Unfortunately, I don't have good new for you. The newly revised Missouri expungement
law specifies just what offenses are eligible for an expungement. The list is very limited, and sex offenses are not eligible.
The Bill that was passed containing the new Expungement law is on the web. Here's what it says:EXPUNGEMENT OF CERTAIN CRIMINAL RECORDS (Sections 488.650,
561.026, and 610.140)
"A person is allowed to apply for the expungement of certain criminal
records after 10 years have elapsed for a specified misdemeanor and 20 years have elapsed for a specified felony since the person has completed his or her imprisonment or and period of probation or parole if he or she has not been found guilty of any misdemeanor or felony, except specified traffic violations, during that time and has paid any amount of restitution ordered by the court
, the circumstances and behavior of the petitioner warrant the expungement, and the expungement is consistent with the public welfare.
Any person may apply to any court in which he or she was found guilty of any felony or misdemeanor offense of passing a bad check under Section 570.120, fraudulently stopping payment of an instrument under Section 570.125, or fraudulently using a credit or debit device under Section 570.130; any misdemeanor offense of negligent burning or exploding under Section 569.065, negligently setting a fire under Section 569.067, second degree
tampering under Section 569.090, second degree property damage under Section 569.120, trespass in the first degree
under Sections 569.140 and 569.145, gambling under Section 572.020, or drunkenness or intoxication
under Section 574.075; or any class B or C misdemeanor offense of peace disturbance under Section 574.010 for an order to expunge the records of the arrest, plea, trial
, or conviction. A person may apply to have one or more eligible offenses expunged if all the offenses are listed on the petition. The petition must name as defendants all law enforcement agencies, courts, prosecuting or circuit attorneys, central state repositories of criminal records, or others whom the petitioner has reason to believe may possess the records subject to expungement.
If the court enters an order of expungement, a copy of the order must be provided to each entity named in the petition, and each entity must destroy any record in its possession relating to any offense listed upon receipt of the order. Once expunged, the court records and files will be confidential and only available
to the parties or by order of the court for good cause shown.
The expungement also restores all rights to the person as if the crime had never occurred. The central repository must request the Federal Bureau of Investigation
to expunge the records from its files. However, a person granted an expungement must disclose any expunged offense when the disclosure is necessary to
complete certain applications for professional licenses, certificates, or permits issued by the state; any license issued by the Missouri Gaming Commission; or paid or unpaid employment with an entity licensed by the commission, any state-operated lottery
, or any emergency services provider, including any law
A person may be granted more than one expungement but may be granted only one expungement from the same court. The clerk of the court is required to assess a $100 surcharge on all petitions for expungement. Moneys collected are payable to the General Revenue Fund
So basically, a misdemeanor must be over for at least 10 years and must appear on the list above for you to be eligible for an expungement and then only if during that time there are no other offenses except for traffic offenses.
It would appear that you pled no-contest or took an Alford plea.
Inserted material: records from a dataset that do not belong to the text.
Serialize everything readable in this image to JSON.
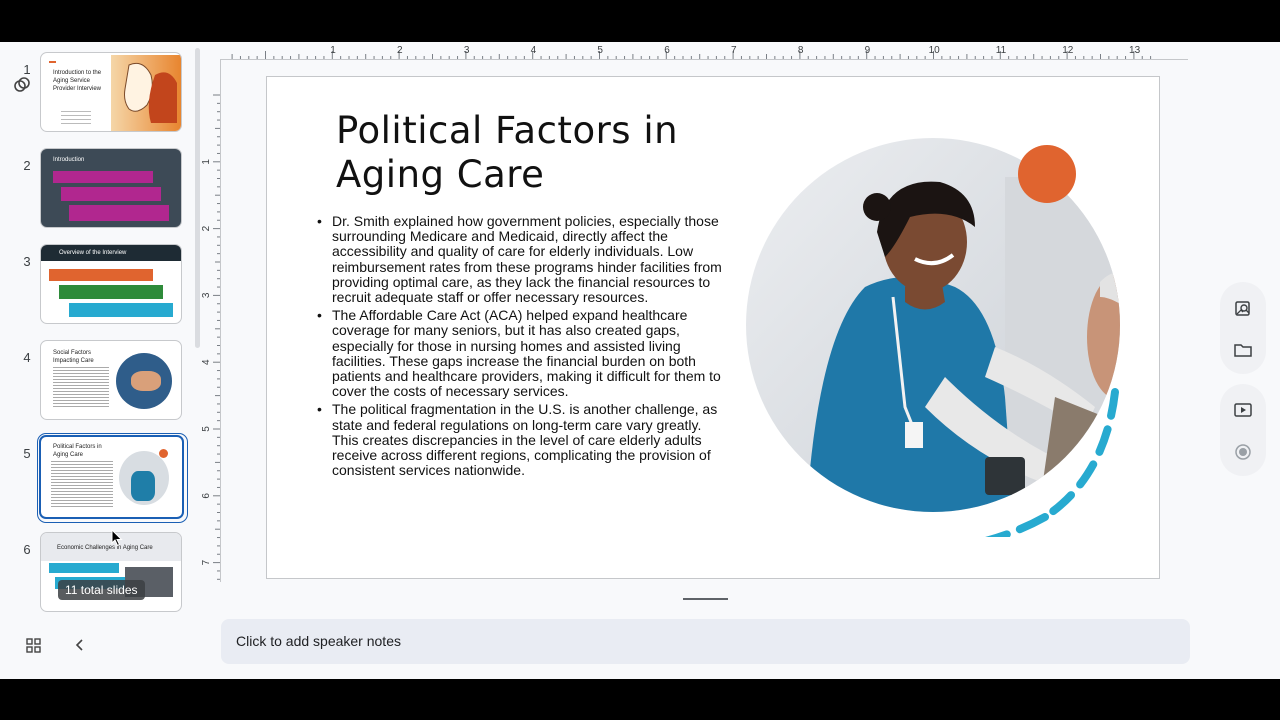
{
  "filmstrip": {
    "slides": [
      {
        "number": "1",
        "title": "Introduction to the Aging Service Provider Interview"
      },
      {
        "number": "2",
        "title": "Introduction"
      },
      {
        "number": "3",
        "title": "Overview of the Interview"
      },
      {
        "number": "4",
        "title": "Social Factors Impacting Care"
      },
      {
        "number": "5",
        "title": "Political Factors in Aging Care"
      },
      {
        "number": "6",
        "title": "Economic Challenges in Aging Care"
      }
    ],
    "total_slides": "11 total slides",
    "selected_slide": 5
  },
  "ruler": {
    "horizontal": [
      "1",
      "2",
      "3",
      "4",
      "5",
      "6",
      "7",
      "8",
      "9",
      "10",
      "11",
      "12",
      "13"
    ],
    "vertical": [
      "1",
      "2",
      "3",
      "4",
      "5",
      "6",
      "7"
    ]
  },
  "slide": {
    "title_line1": "Political Factors in",
    "title_line2": "Aging Care",
    "bullets": [
      "Dr. Smith explained how government policies, especially those surrounding Medicare and Medicaid, directly affect the accessibility and quality of care for elderly individuals. Low reimbursement rates from these programs hinder facilities from providing optimal care, as they lack the financial resources to recruit adequate staff or offer necessary resources.",
      "The Affordable Care Act (ACA) helped expand healthcare coverage for many seniors, but it has also created gaps, especially for those in nursing homes and assisted living facilities. These gaps increase the financial burden on both patients and healthcare providers, making it difficult for them to cover the costs of necessary services.",
      "The political fragmentation in the U.S. is another challenge, as state and federal regulations on long-term care vary greatly. This creates discrepancies in the level of care elderly adults receive across different regions, complicating the provision of consistent services nationwide."
    ],
    "accent_orange": "#e0642f",
    "accent_teal": "#27aad0"
  },
  "notes": {
    "placeholder": "Click to add speaker notes"
  },
  "right_rail": {
    "icons": [
      "image-search-icon",
      "folder-icon",
      "present-icon",
      "record-icon"
    ]
  }
}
However, in all respects but one, the sort of plea you took is a conviction and is punished as if you'd pled guilty. The one exception is that your plea cannot be used as an admission in a civil suit.
So about the only way to soften the effects of this on your record would be to apply for a pardon from the governor. This is nothing that would erase your record, but it would at least display as having been pardoned by the state's highest ranking political office, which can still help ease problems of discrimination. You can read more about a pardon here.
They are difficult to get, but it's free to apply for one and you don't need a lawyer, so there's no reason not to give it a try.
I'm sorry for being the bearer of bad news but Missouri clearly wants its crimes to stick.
The list of felonies and misdemeanors that are eligible are in the statute above. You would have to petition the court naming every agency that may have a record of this conviction as a defendant. It would probably be a good idea to have a lawyer to prepare the petition and to represent you at the hearing, since there really are no guidelines to follow except the statute itself above.